Now the 5,000-square-foot space can host up to 14 guests in eight bedrooms. It's equipped with Wi-Fi, hot water, a driving range (with ocean-friendly biodegradable golf balls), a skeet range, spectacular fishing and incredible views.
It's a labor of love for Neal, who is still restoring the platform and raising funds to do more. That means some parts will be off-limits, and you'll sign a waiver before setting foot on the platform. Book your own transportation via helicopter, chartered boat or take your own boat to the station or pay for an all-inclusive package that includes transportation via boat.
"You're living and sleeping on top of a wild coral reef," says DiBenedetto. "Dolphin, tuna and whales come by. There is water as far as you can see. It's pretty wild and different."
Edisto River Treehouses, Canadys, South Carolina
For an experience truly detached from the modern world, consider a stay at the Edisto River Tree Houses. Built on an island in the middle of a private wildlife refuge along a free-flowing blackwater river, the treehouses are a 13-mile paddle downriver.
The color of a blackwater river is because of the tannic acid in the water, which is leached from the leaves of fallen trees along the river's edge. South Carolina's blackwater rivers start at springs in the Sandhills area of the state and meander until they empty into the Atlantic Ocean.
"It's like paddling back in time, and the river is slow moving, so it's an easy paddle," DiBenedetto says. Keep your eye out for alligators. Some canoeing experience is helpful to navigate fallen trees, which are often but not always cleared by volunteers taking care of the river.
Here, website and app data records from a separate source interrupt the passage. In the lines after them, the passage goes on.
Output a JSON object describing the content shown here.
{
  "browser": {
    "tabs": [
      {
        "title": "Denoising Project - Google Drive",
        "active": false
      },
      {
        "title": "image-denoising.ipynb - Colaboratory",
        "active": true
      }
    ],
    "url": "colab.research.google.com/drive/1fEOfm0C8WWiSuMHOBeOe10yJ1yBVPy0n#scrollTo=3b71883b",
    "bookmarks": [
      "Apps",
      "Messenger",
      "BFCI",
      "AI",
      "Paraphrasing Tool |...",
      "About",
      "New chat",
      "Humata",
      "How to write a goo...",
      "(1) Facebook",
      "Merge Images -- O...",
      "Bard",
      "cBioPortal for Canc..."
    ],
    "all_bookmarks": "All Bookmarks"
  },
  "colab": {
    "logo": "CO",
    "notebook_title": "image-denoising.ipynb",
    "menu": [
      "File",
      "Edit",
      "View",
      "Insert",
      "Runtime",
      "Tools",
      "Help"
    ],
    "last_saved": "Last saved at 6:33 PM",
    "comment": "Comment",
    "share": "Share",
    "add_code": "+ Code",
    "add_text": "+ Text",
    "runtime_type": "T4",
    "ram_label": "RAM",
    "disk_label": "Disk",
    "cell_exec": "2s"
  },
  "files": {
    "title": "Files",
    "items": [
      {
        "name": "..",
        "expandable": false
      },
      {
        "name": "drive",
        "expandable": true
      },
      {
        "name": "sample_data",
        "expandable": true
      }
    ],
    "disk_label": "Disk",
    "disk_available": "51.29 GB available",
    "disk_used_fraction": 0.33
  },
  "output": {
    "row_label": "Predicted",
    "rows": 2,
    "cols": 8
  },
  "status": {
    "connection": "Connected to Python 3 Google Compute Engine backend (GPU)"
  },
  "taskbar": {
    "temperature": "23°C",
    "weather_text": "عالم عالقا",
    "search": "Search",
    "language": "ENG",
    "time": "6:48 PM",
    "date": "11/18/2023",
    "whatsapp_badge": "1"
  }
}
This is a truly rustic stay: You have to bring your own sleeping bag, towels, food and water in the canoe. While the treehouses have cooking equipment and sleeping lofts, there's no electricity. Guests can cook on an outside grill and can use candles and torches at night.
Serenbe, Chattahoochee Hills, Georgia
A 1,000-acre community in Georgia's Chattahoochee Hill Country, Serenbe is dedicated to sustainable principles.
The land, southwest of Atlanta, is protected from urban sprawl and its 170 residents embrace walkability, preservation and community living. Serenbe offers visitors access to a working farm, wonderful restaurants, a farmers and artists market and for overnight visitors, The Inn at Serenbe. Enjoy hikes, hayrides and horseback rides there.
"You can enjoy all the benefits of being a farmer without having to do the backbreaking labor," says DiBenedetto. "It's a great escape, especially for the family."
Sinya on Lone Man Creek, near Wimberley, Texas
If you want to go on an African safari but can't make the trip all the way to Africa, the safari-style tent at Sinya on Lone Man Creek may be for you and your beloved.
Located on a ridge overlooking Lone Man Creek in the Hill Country of Texas, Sinya is the spot for luxurious relaxation after a day of bird watching, hiking or fishing. Treasure hunters can poke around at the artists' booths at the nearby First Saturday Market or make the 40-minute drive to the big city lights of Austin. Dine out at restaurants in the nearby town of Wimberley or pick up provisions at the local market to cook your own dinner at Sinya.
Whatever your day, you can sit back on your veranda as the sun sets and enjoy a glass of local wine. You two will be all alone (no other tents or guests to distract you) to fall asleep in the king-size bed with goose down pillows and comforter. Wake up to the sounds of nature just outside your tent.
The Moorings Village & Spa, Islamorada, Florida
Set aside thoughts of a stereotypical Florida Keys vacation, crowded and overly touristy.
A coconut plantation in its former life, The Moorings Village & Spa is for guests who want an Old Florida experience in the Keys. The resort has 18 cottages, a private beach open only to guests, dockage, a heated lap pool, spa services and yoga classes, kayaks and bicycles. You can also book a fishing, diving and snorkeling trip.
"You're at a first-rate resort with first-rate amenities, and the architecture of the cottages is beautiful," says DiBenedetto.